WHAT YOU WILL DO
Please repeat each entry. Match every word exactly.

(Excerpts from an interface dataset)
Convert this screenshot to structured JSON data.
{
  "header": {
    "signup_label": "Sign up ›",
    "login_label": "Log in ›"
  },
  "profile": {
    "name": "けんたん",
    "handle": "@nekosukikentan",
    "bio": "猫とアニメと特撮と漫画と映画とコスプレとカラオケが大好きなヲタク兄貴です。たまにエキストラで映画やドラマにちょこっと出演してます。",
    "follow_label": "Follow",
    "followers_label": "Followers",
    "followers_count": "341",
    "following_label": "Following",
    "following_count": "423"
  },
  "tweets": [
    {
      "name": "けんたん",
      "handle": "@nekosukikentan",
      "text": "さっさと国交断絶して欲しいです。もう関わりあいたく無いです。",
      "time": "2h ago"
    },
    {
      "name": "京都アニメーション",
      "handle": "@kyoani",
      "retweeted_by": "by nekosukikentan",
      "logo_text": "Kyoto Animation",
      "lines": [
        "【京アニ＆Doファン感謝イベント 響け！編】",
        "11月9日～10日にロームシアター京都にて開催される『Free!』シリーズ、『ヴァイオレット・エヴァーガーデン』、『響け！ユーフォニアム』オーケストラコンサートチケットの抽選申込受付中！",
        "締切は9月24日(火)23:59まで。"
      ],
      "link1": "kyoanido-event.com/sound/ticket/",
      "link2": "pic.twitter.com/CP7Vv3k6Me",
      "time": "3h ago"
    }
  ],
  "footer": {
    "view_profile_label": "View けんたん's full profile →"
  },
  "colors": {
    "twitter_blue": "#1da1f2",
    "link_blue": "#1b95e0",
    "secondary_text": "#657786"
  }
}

ANSWER BOX
Convert this screenshot to structured JSON data.
{
  "header": {
    "signup_label": "Sign up ›",
    "login_label": "Log in ›"
  },
  "profile": {
    "name": "けんたん",
    "handle": "@nekosukikentan",
    "bio": "猫とアニメと特撮と漫画と映画とコスプレとカラオケが大好きなヲタク兄貴です。たまにエキストラで映画やドラマにちょこっと出演してます。",
    "follow_label": "Follow",
    "followers_label": "Followers",
    "followers_count": "341",
    "following_label": "Following",
    "following_count": "423"
  },
  "tweets": [
    {
      "name": "けんたん",
      "handle": "@nekosukikentan",
      "text": "さっさと国交断絶して欲しいです。もう関わりあいたく無いです。",
      "time": "2h ago"
    },
    {
      "name": "京都アニメーション",
      "handle": "@kyoani",
      "retweeted_by": "by nekosukikentan",
      "logo_text": "Kyoto Animation",
      "lines": [
        "【京アニ＆Doファン感謝イベント 響け！編】",
        "11月9日～10日にロームシアター京都にて開催される『Free!』シリーズ、『ヴァイオレット・エヴァーガーデン』、『響け！ユーフォニアム』オーケストラコンサートチケットの抽選申込受付中！",
        "締切は9月24日(火)23:59まで。"
      ],
      "link1": "kyoanido-event.com/sound/ticket/",
      "link2": "pic.twitter.com/CP7Vv3k6Me",
      "time": "3h ago"
    }
  ],
  "footer": {
    "view_profile_label": "View けんたん's full profile →"
  },
  "colors": {
    "twitter_blue": "#1da1f2",
    "link_blue": "#1b95e0",
    "secondary_text": "#657786"
  }
}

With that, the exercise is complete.